While certain student loan borrowers can use the bankruptcy process to have their loans discharged, the process has been very cumbersome — but this might change thanks to new guidelines.
Do You Have a Money Question? Ask an Expert
The Future of Finances: Gen Z & How They Relate to Money
In January, the Justice Department updated the attestation form that borrowers must complete to seek bankruptcy discharge of their federal student loans, Forbes reported. These changes include “tweaks to the reporting of monthly household income, clarifying instructions regarding when a borrower needs to provide additional information, new questions seeking details on whether a school closure impacted a borrower’s ability to repay their student loans, and more detailed information on a borrower’s student loan repayment, deferment, forbearance, and consolidation history.”
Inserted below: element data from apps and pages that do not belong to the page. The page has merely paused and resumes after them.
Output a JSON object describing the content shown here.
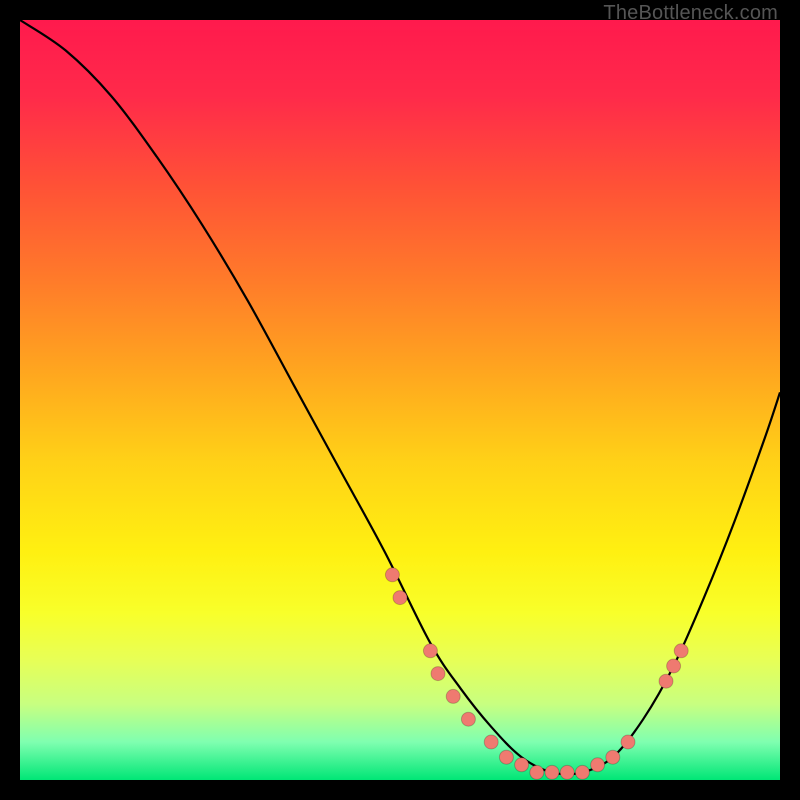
{
  "watermark": "TheBottleneck.com",
  "chart_data": {
    "type": "line",
    "title": "",
    "xlabel": "",
    "ylabel": "",
    "xlim": [
      0,
      100
    ],
    "ylim": [
      0,
      100
    ],
    "grid": false,
    "legend": false,
    "series": [
      {
        "name": "curve",
        "x": [
          0,
          6,
          12,
          18,
          24,
          30,
          36,
          42,
          48,
          54,
          58,
          62,
          66,
          70,
          74,
          78,
          82,
          86,
          90,
          94,
          98,
          100
        ],
        "y": [
          100,
          96,
          90,
          82,
          73,
          63,
          52,
          41,
          30,
          18,
          12,
          7,
          3,
          1,
          1,
          3,
          8,
          15,
          24,
          34,
          45,
          51
        ]
      }
    ],
    "points": [
      {
        "name": "p1",
        "x": 49,
        "y": 27
      },
      {
        "name": "p2",
        "x": 50,
        "y": 24
      },
      {
        "name": "p3",
        "x": 54,
        "y": 17
      },
      {
        "name": "p4",
        "x": 55,
        "y": 14
      },
      {
        "name": "p5",
        "x": 57,
        "y": 11
      },
      {
        "name": "p6",
        "x": 59,
        "y": 8
      },
      {
        "name": "p7",
        "x": 62,
        "y": 5
      },
      {
        "name": "p8",
        "x": 64,
        "y": 3
      },
      {
        "name": "p9",
        "x": 66,
        "y": 2
      },
      {
        "name": "p10",
        "x": 68,
        "y": 1
      },
      {
        "name": "p11",
        "x": 70,
        "y": 1
      },
      {
        "name": "p12",
        "x": 72,
        "y": 1
      },
      {
        "name": "p13",
        "x": 74,
        "y": 1
      },
      {
        "name": "p14",
        "x": 76,
        "y": 2
      },
      {
        "name": "p15",
        "x": 78,
        "y": 3
      },
      {
        "name": "p16",
        "x": 80,
        "y": 5
      },
      {
        "name": "p17",
        "x": 85,
        "y": 13
      },
      {
        "name": "p18",
        "x": 86,
        "y": 15
      },
      {
        "name": "p19",
        "x": 87,
        "y": 17
      }
    ],
    "point_radius_px": 7
  }
}
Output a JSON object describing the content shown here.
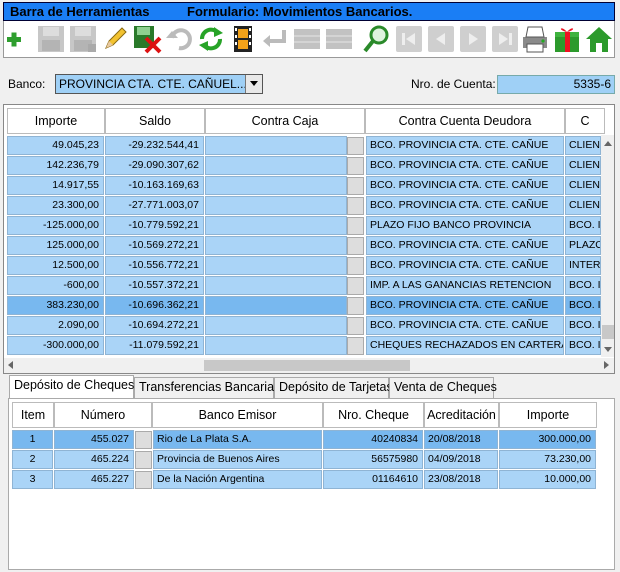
{
  "title_bar": {
    "left": "Barra de Herramientas",
    "right": "Formulario: Movimientos Bancarios."
  },
  "toolbar": {
    "buttons": [
      {
        "icon": "add-icon",
        "enabled": true
      },
      {
        "icon": "save-icon",
        "enabled": false
      },
      {
        "icon": "save-as-icon",
        "enabled": false
      },
      {
        "icon": "edit-pencil-icon",
        "enabled": true
      },
      {
        "icon": "delete-icon",
        "enabled": true
      },
      {
        "icon": "undo-icon",
        "enabled": false
      },
      {
        "icon": "refresh-icon",
        "enabled": true
      },
      {
        "icon": "film-icon",
        "enabled": true
      },
      {
        "icon": "enter-icon",
        "enabled": false
      },
      {
        "icon": "grid-icon",
        "enabled": false
      },
      {
        "icon": "list-icon",
        "enabled": false
      },
      {
        "icon": "search-icon",
        "enabled": true
      },
      {
        "icon": "first-record-icon",
        "enabled": false
      },
      {
        "icon": "previous-record-icon",
        "enabled": false
      },
      {
        "icon": "next-record-icon",
        "enabled": false
      },
      {
        "icon": "last-record-icon",
        "enabled": false
      },
      {
        "icon": "print-icon",
        "enabled": true
      },
      {
        "icon": "gift-icon",
        "enabled": true
      },
      {
        "icon": "home-icon",
        "enabled": true
      }
    ]
  },
  "header": {
    "banco_label": "Banco:",
    "banco_value": "PROVINCIA CTA. CTE. CAÑUEL...",
    "cuenta_label": "Nro. de Cuenta:",
    "cuenta_value": "5335-6"
  },
  "movimientos": {
    "columns": [
      "Importe",
      "Saldo",
      "Contra Caja",
      "Contra Cuenta Deudora",
      "C"
    ],
    "rows": [
      {
        "importe": "49.045,23",
        "saldo": "-29.232.544,41",
        "contra_caja": "",
        "deudora": "BCO. PROVINCIA CTA. CTE. CAÑUE",
        "extra": "CLIEN"
      },
      {
        "importe": "142.236,79",
        "saldo": "-29.090.307,62",
        "contra_caja": "",
        "deudora": "BCO. PROVINCIA CTA. CTE. CAÑUE",
        "extra": "CLIEN"
      },
      {
        "importe": "14.917,55",
        "saldo": "-10.163.169,63",
        "contra_caja": "",
        "deudora": "BCO. PROVINCIA CTA. CTE. CAÑUE",
        "extra": "CLIEN"
      },
      {
        "importe": "23.300,00",
        "saldo": "-27.771.003,07",
        "contra_caja": "",
        "deudora": "BCO. PROVINCIA CTA. CTE. CAÑUE",
        "extra": "CLIEN"
      },
      {
        "importe": "-125.000,00",
        "saldo": "-10.779.592,21",
        "contra_caja": "",
        "deudora": "PLAZO FIJO BANCO PROVINCIA",
        "extra": "BCO. I"
      },
      {
        "importe": "125.000,00",
        "saldo": "-10.569.272,21",
        "contra_caja": "",
        "deudora": "BCO. PROVINCIA CTA. CTE. CAÑUE",
        "extra": "PLAZO"
      },
      {
        "importe": "12.500,00",
        "saldo": "-10.556.772,21",
        "contra_caja": "",
        "deudora": "BCO. PROVINCIA CTA. CTE. CAÑUE",
        "extra": "INTER"
      },
      {
        "importe": "-600,00",
        "saldo": "-10.557.372,21",
        "contra_caja": "",
        "deudora": "IMP. A LAS GANANCIAS RETENCION",
        "extra": "BCO. I"
      },
      {
        "importe": "383.230,00",
        "saldo": "-10.696.362,21",
        "contra_caja": "",
        "deudora": "BCO. PROVINCIA CTA. CTE. CAÑUE",
        "extra": "BCO. I"
      },
      {
        "importe": "2.090,00",
        "saldo": "-10.694.272,21",
        "contra_caja": "",
        "deudora": "BCO. PROVINCIA CTA. CTE. CAÑUE",
        "extra": "BCO. I"
      },
      {
        "importe": "-300.000,00",
        "saldo": "-11.079.592,21",
        "contra_caja": "",
        "deudora": "CHEQUES RECHAZADOS EN CARTERA",
        "extra": "BCO. I"
      }
    ]
  },
  "tabs": [
    "Depósito de Cheques",
    "Transferencias Bancarias",
    "Depósito de Tarjetas",
    "Venta de Cheques"
  ],
  "cheques": {
    "columns": [
      "Item",
      "Número",
      "Banco Emisor",
      "Nro. Cheque",
      "Acreditación",
      "Importe"
    ],
    "rows": [
      {
        "item": "1",
        "numero": "455.027",
        "banco": "Rio de La Plata S.A.",
        "nro_cheque": "40240834",
        "acreditacion": "20/08/2018",
        "importe": "300.000,00"
      },
      {
        "item": "2",
        "numero": "465.224",
        "banco": "Provincia de Buenos Aires",
        "nro_cheque": "56575980",
        "acreditacion": "04/09/2018",
        "importe": "73.230,00"
      },
      {
        "item": "3",
        "numero": "465.227",
        "banco": "De la Nación Argentina",
        "nro_cheque": "01164610",
        "acreditacion": "23/08/2018",
        "importe": "10.000,00"
      }
    ]
  },
  "colors": {
    "title_bar": "#1a7ef5",
    "cell": "#aad4f7",
    "selected_cell": "#78b8ef"
  }
}
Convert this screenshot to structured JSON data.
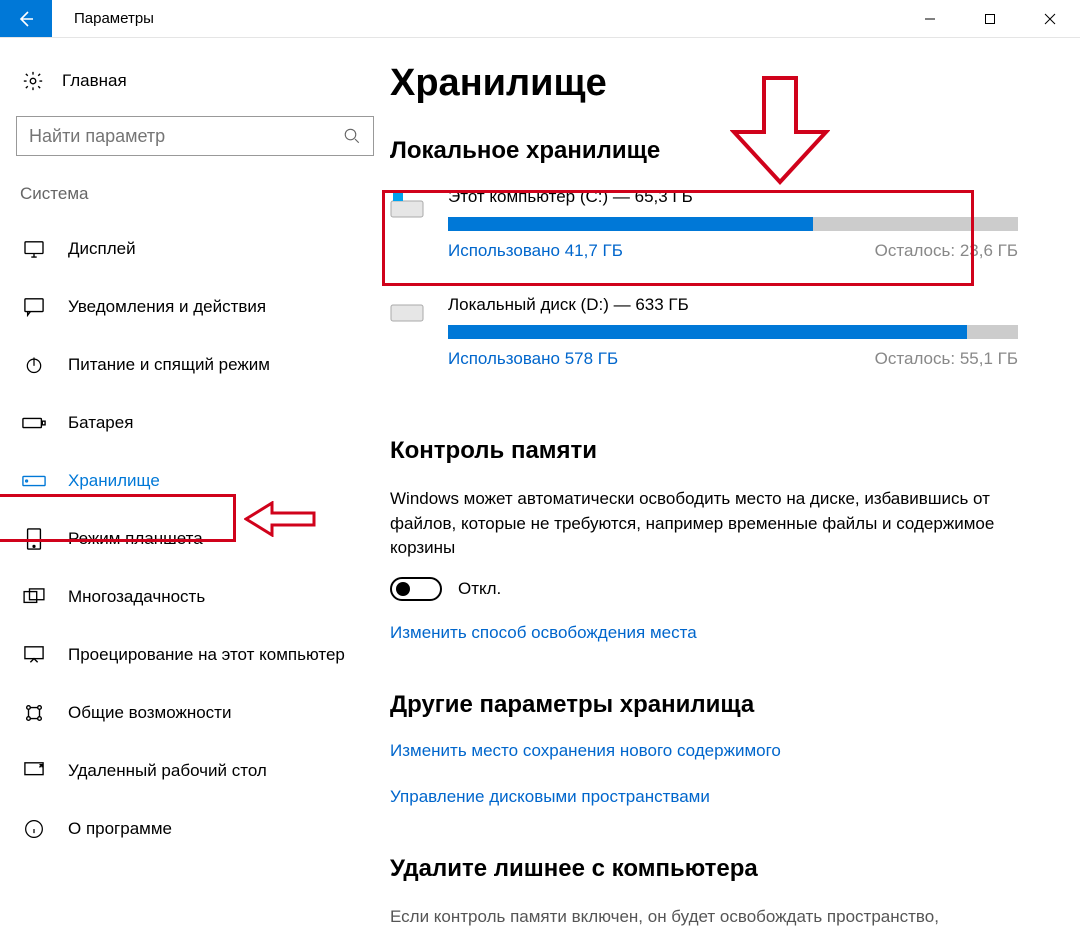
{
  "titlebar": {
    "title": "Параметры"
  },
  "sidebar": {
    "home": "Главная",
    "search_placeholder": "Найти параметр",
    "section": "Система",
    "items": [
      {
        "label": "Дисплей"
      },
      {
        "label": "Уведомления и действия"
      },
      {
        "label": "Питание и спящий режим"
      },
      {
        "label": "Батарея"
      },
      {
        "label": "Хранилище"
      },
      {
        "label": "Режим планшета"
      },
      {
        "label": "Многозадачность"
      },
      {
        "label": "Проецирование на этот компьютер"
      },
      {
        "label": "Общие возможности"
      },
      {
        "label": "Удаленный рабочий стол"
      },
      {
        "label": "О программе"
      }
    ]
  },
  "main": {
    "heading": "Хранилище",
    "local_heading": "Локальное хранилище",
    "drives": [
      {
        "title": "Этот компьютер (C:) — 65,3 ГБ",
        "used_label": "Использовано 41,7 ГБ",
        "remain_label": "Осталось: 23,6 ГБ",
        "fill_percent": 64
      },
      {
        "title": "Локальный диск (D:) — 633 ГБ",
        "used_label": "Использовано 578 ГБ",
        "remain_label": "Осталось: 55,1 ГБ",
        "fill_percent": 91
      }
    ],
    "sense_heading": "Контроль памяти",
    "sense_body": "Windows может автоматически освободить место на диске, избавившись от файлов, которые не требуются, например временные файлы и содержимое корзины",
    "toggle_state": "Откл.",
    "change_free_link": "Изменить способ освобождения места",
    "other_heading": "Другие параметры хранилища",
    "other_link1": "Изменить место сохранения нового содержимого",
    "other_link2": "Управление дисковыми пространствами",
    "cleanup_heading": "Удалите лишнее с компьютера",
    "cleanup_body": "Если контроль памяти включен, он будет освобождать пространство,"
  }
}
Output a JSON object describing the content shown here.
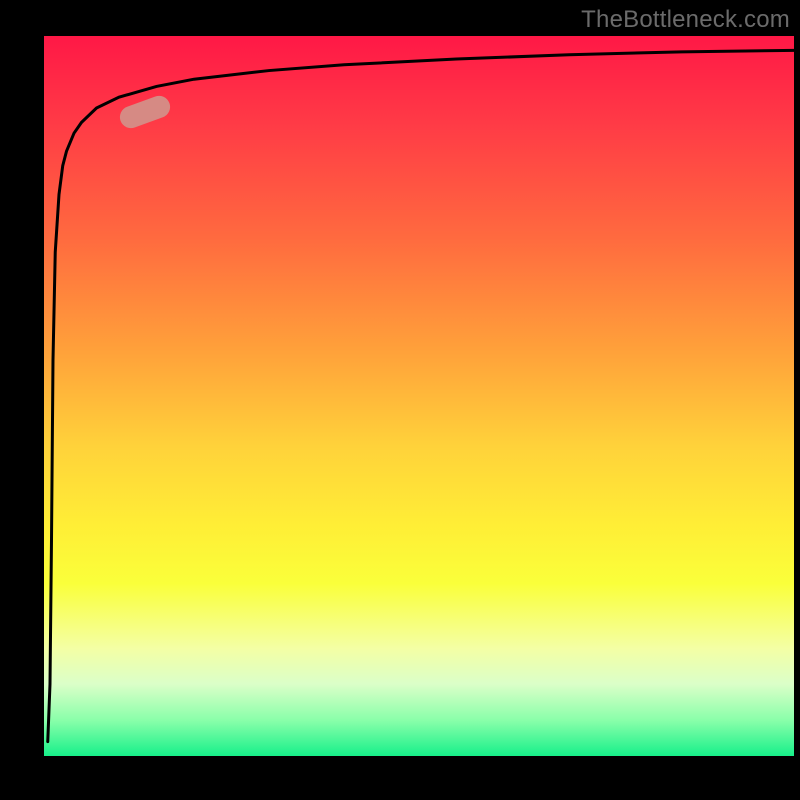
{
  "attribution": "TheBottleneck.com",
  "colors": {
    "frame": "#000000",
    "gradient_top": "#ff1846",
    "gradient_bottom": "#17f08a",
    "curve": "#000000",
    "marker": "#d68a84",
    "attribution_text": "#6b6b6b"
  },
  "chart_data": {
    "type": "line",
    "title": "",
    "xlabel": "",
    "ylabel": "",
    "xlim": [
      0,
      100
    ],
    "ylim": [
      0,
      100
    ],
    "grid": false,
    "series": [
      {
        "name": "curve",
        "x": [
          0.5,
          0.8,
          1.0,
          1.2,
          1.5,
          2.0,
          2.5,
          3.0,
          4.0,
          5.0,
          7.0,
          10,
          15,
          20,
          30,
          40,
          55,
          70,
          85,
          100
        ],
        "y": [
          2,
          10,
          30,
          55,
          70,
          78,
          82,
          84,
          86.5,
          88,
          90,
          91.5,
          93,
          94,
          95.2,
          96,
          96.8,
          97.4,
          97.8,
          98
        ]
      }
    ],
    "marker": {
      "x": 13.5,
      "y": 89.5,
      "angle_deg": 20
    },
    "legend": false
  }
}
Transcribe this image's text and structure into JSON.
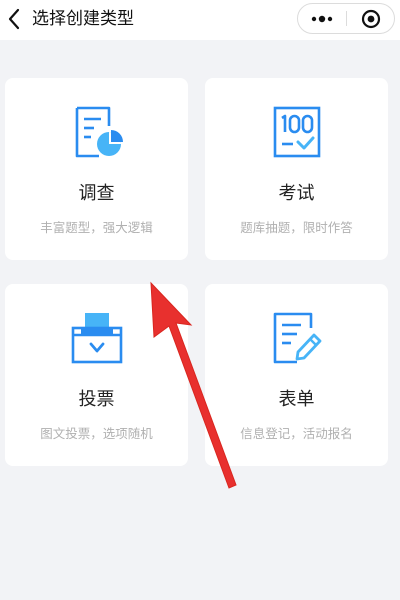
{
  "header": {
    "title": "选择创建类型",
    "back_icon": "chevron-left-icon",
    "more_icon": "more-dots-icon",
    "close_icon": "target-circle-icon"
  },
  "cards": [
    {
      "title": "调查",
      "desc": "丰富题型，强大逻辑",
      "icon": "survey-document-chart-icon"
    },
    {
      "title": "考试",
      "desc": "题库抽题，限时作答",
      "icon": "exam-score-100-icon"
    },
    {
      "title": "投票",
      "desc": "图文投票，选项随机",
      "icon": "ballot-box-icon"
    },
    {
      "title": "表单",
      "desc": "信息登记，活动报名",
      "icon": "form-edit-pencil-icon"
    }
  ],
  "colors": {
    "accent": "#2a8cf0",
    "accent_light": "#47b4f7",
    "background": "#f2f3f6",
    "card": "#ffffff",
    "annotation_arrow": "#e8302e"
  }
}
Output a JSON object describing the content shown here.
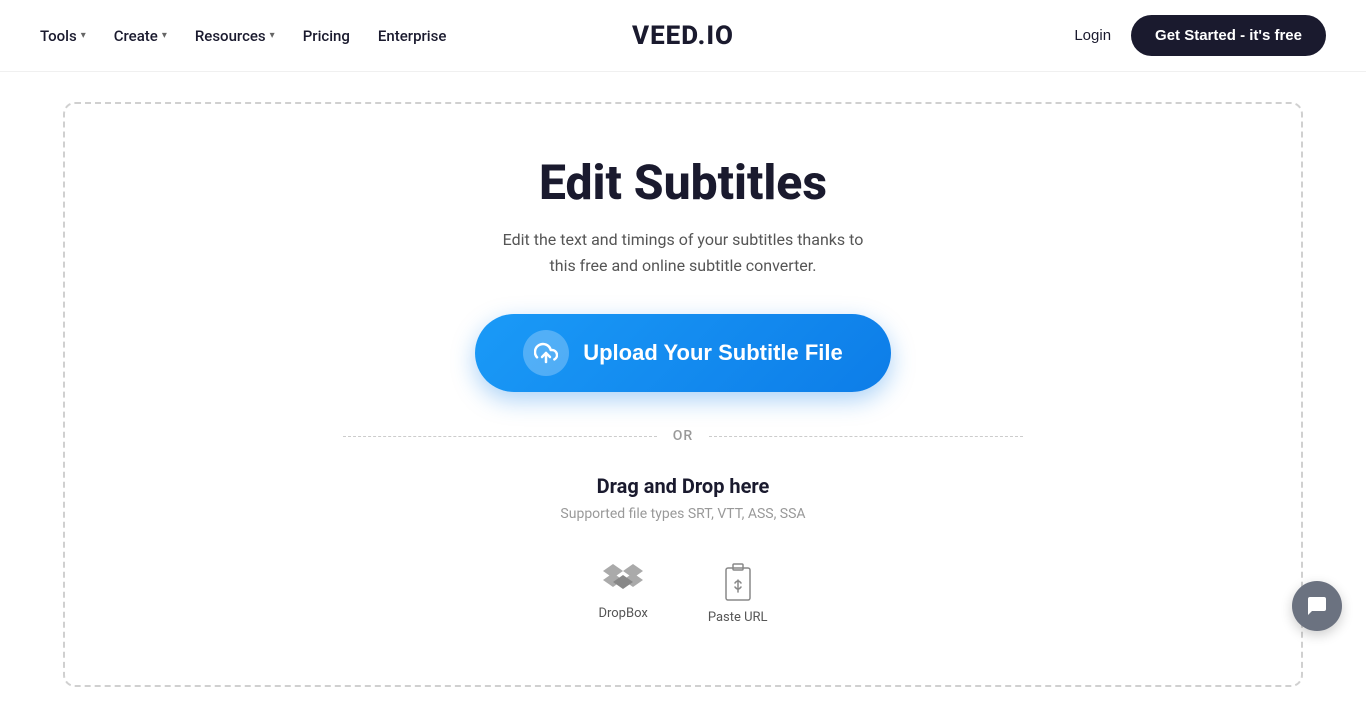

In addition, the updates stated that if the borrower is disabled, the disability does not have to be “permanent,” only “chronic” to potentially be a basis for a bankruptcy discharge.
This comes on the heels of the Department of Justice (DOJ), in conjunction with the Department of Education, issuing new guidance to simplify the process and establish standards for borrowers who seek